Uncertainty, doubts, and skepticism are on the rise as Pakistan inches toward its July 25 parliamentary elections, the most controversial in the country’s democratic history thanks to recurring direct and indirect interference by the powerful military. There exists both hope and despair – hope of a third transfer of power from one elected government to another and despair because of the increasing role of the proverbial “invisible hand” that some observers and political analysts label as the “creeping coup.” Unlike the past, where the military used to pack elected governments through direct interference or pick and choose by acting behind the scenes, this time it is the top judiciary and the accountability department — the National Accountability Bureau (NAB) — standing in the front row and believed to be targeting some, while sparing others.
Allegations from the aggrieved parties seldom get due space and air time in the print and electronic media. This proverbial fourth pillar of the state, once aspired to be the harbinger of change in terms of spreading awareness among the Pakistanis regarding their basic human and constitutional rights, has reportedly come under severe pressure. Pakistan’s media sector is observing the worst kind of self-censorship.
Some leading newspapers and television channels complain their circulation and broadcasts are being interrupted and their workers harassed because they fail to toe the line of the country’s intelligence agencies regarding the coverage of particular parties, groups, and persons or issues. Desperate to get their message through, the aggrieved parties turn to social media.
One latest example is social media video of a candidate of the Pakistan Muslim League of former premier Nawaz Sharif, who complained that intelligence officials pressured him to withdraw his candidacy and contest the election in an independent capacity.

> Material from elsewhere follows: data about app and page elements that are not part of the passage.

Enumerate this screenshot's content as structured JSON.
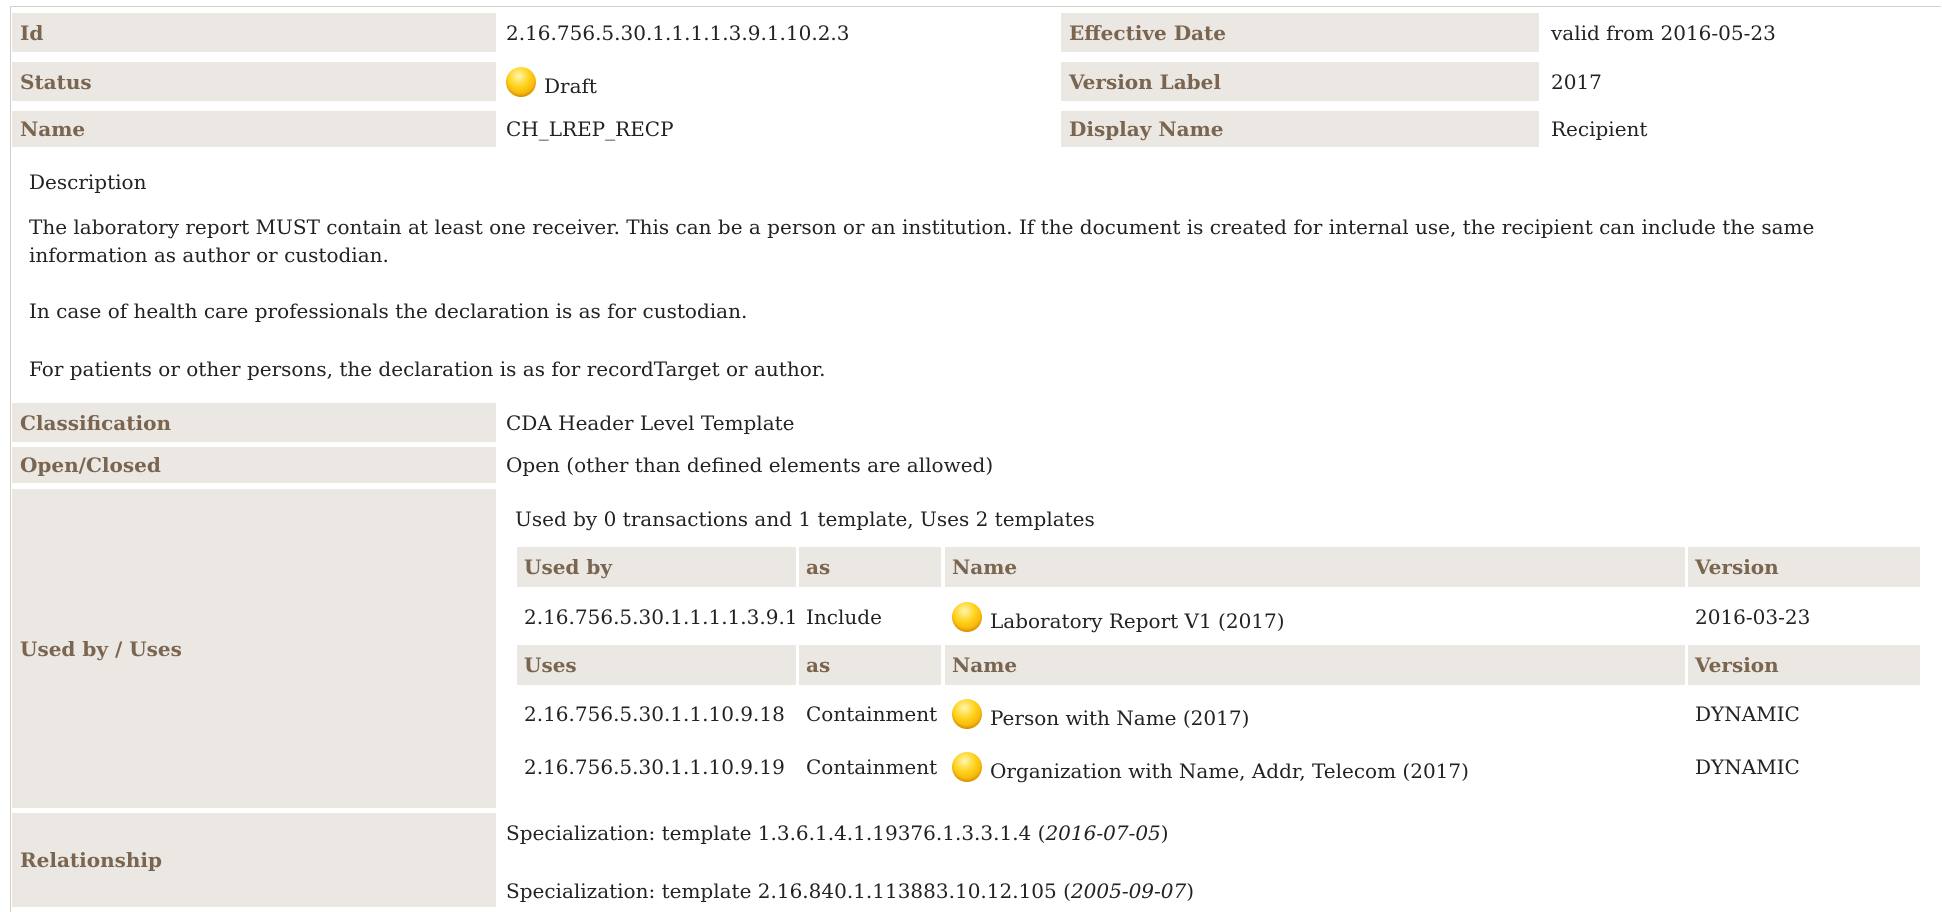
{
  "header_rows": [
    {
      "label": "Id",
      "value": "2.16.756.5.30.1.1.1.1.3.9.1.10.2.3",
      "label2": "Effective Date",
      "value2": "valid from 2016-05-23"
    },
    {
      "label": "Status",
      "value": "Draft",
      "label2": "Version Label",
      "value2": "2017"
    },
    {
      "label": "Name",
      "value": "CH_LREP_RECP",
      "label2": "Display Name",
      "value2": "Recipient"
    }
  ],
  "description": {
    "heading": "Description",
    "paragraphs": [
      "The laboratory report MUST contain at least one receiver. This can be a person or an institution. If the document is created for internal use, the recipient can include the same information as author or custodian.",
      "In case of health care professionals the declaration is as for custodian.",
      "For patients or other persons, the declaration is as for recordTarget or author."
    ]
  },
  "classification": {
    "label": "Classification",
    "value": "CDA Header Level Template"
  },
  "open_closed": {
    "label": "Open/Closed",
    "value": "Open (other than defined elements are allowed)"
  },
  "used_by_uses": {
    "label": "Used by / Uses",
    "summary": "Used by 0 transactions and 1 template, Uses 2 templates",
    "used_by_header": {
      "col1": "Used by",
      "col2": "as",
      "col3": "Name",
      "col4": "Version"
    },
    "used_by_rows": [
      {
        "id": "2.16.756.5.30.1.1.1.1.3.9.1",
        "as": "Include",
        "name": "Laboratory Report V1 (2017)",
        "version": "2016-03-23"
      }
    ],
    "uses_header": {
      "col1": "Uses",
      "col2": "as",
      "col3": "Name",
      "col4": "Version"
    },
    "uses_rows": [
      {
        "id": "2.16.756.5.30.1.1.10.9.18",
        "as": "Containment",
        "name": "Person with Name (2017)",
        "version": "DYNAMIC"
      },
      {
        "id": "2.16.756.5.30.1.1.10.9.19",
        "as": "Containment",
        "name": "Organization with Name, Addr, Telecom (2017)",
        "version": "DYNAMIC"
      }
    ]
  },
  "relationship": {
    "label": "Relationship",
    "items": [
      {
        "text": "Specialization: template 1.3.6.1.4.1.19376.1.3.3.1.4 (",
        "date": "2016-07-05",
        "close": ")"
      },
      {
        "text": "Specialization: template 2.16.840.1.113883.10.12.105 (",
        "date": "2005-09-07",
        "close": ")"
      }
    ]
  },
  "colors": {
    "label_bg": "#ebe7e2",
    "label_text": "#7a6650",
    "status_dot": "#ffc800"
  },
  "icons": {
    "status": "status-draft-icon"
  }
}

Full Article: Pakistan’s Bittersweet Election Season | The Diplomat.